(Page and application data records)
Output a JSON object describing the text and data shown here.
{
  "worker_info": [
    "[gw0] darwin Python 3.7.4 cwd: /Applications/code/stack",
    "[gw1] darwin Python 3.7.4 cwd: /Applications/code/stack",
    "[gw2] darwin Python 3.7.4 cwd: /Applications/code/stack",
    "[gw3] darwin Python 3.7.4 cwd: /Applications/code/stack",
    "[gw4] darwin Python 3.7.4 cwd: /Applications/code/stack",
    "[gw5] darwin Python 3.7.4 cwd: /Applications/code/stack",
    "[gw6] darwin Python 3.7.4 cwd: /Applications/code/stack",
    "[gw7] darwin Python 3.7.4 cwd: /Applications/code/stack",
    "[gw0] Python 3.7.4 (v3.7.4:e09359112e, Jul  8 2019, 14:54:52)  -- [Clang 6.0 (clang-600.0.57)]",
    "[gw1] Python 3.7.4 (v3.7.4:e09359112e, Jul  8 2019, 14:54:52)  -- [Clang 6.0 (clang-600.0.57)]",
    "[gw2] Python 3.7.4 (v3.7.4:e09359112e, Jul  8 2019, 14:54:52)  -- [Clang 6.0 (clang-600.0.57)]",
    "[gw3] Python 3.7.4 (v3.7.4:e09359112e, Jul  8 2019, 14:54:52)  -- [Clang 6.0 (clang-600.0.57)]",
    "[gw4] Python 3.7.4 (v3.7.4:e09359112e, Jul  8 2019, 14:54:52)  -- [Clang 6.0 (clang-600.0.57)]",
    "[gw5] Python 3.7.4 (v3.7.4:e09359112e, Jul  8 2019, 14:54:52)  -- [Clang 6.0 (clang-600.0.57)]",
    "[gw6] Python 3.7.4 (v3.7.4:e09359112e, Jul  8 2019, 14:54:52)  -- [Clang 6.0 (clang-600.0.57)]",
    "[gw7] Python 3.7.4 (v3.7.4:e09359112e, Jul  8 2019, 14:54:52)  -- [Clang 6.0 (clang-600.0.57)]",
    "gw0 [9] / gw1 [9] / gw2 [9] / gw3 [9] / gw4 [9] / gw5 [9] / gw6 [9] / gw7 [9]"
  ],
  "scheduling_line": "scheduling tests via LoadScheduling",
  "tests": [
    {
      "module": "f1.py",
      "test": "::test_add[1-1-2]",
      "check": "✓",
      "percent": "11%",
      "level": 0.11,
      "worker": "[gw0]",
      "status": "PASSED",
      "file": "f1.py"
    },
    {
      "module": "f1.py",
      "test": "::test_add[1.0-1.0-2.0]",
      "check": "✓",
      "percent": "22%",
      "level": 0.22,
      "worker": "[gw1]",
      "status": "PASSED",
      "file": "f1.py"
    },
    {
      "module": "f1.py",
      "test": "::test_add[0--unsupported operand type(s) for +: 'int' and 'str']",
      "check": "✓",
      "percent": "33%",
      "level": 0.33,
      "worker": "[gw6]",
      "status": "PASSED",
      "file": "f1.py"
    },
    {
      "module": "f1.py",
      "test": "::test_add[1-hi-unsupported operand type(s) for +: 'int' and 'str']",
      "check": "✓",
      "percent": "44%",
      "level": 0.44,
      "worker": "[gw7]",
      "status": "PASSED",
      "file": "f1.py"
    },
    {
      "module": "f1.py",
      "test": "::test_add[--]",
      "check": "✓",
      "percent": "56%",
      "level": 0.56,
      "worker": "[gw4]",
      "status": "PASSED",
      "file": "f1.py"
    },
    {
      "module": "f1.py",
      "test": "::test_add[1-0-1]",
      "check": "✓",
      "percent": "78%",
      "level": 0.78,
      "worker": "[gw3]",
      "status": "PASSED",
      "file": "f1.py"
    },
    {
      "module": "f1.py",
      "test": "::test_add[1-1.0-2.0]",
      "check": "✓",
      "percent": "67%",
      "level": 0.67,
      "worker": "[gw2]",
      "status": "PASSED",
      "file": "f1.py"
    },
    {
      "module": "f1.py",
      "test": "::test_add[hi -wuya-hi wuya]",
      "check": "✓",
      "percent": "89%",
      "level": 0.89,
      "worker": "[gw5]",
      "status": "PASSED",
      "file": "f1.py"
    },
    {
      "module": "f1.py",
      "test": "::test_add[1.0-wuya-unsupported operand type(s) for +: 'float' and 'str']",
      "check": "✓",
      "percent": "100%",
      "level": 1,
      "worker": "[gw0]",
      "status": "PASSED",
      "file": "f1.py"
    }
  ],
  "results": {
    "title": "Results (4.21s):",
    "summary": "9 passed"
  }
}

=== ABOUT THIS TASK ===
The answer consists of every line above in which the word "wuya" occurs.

=== SOLVED PROBLEM ===
      "test": "::test_add[hi -wuya-hi wuya]",
      "test": "::test_add[1.0-wuya-unsupported operand type(s) for +: 'float' and 'str']",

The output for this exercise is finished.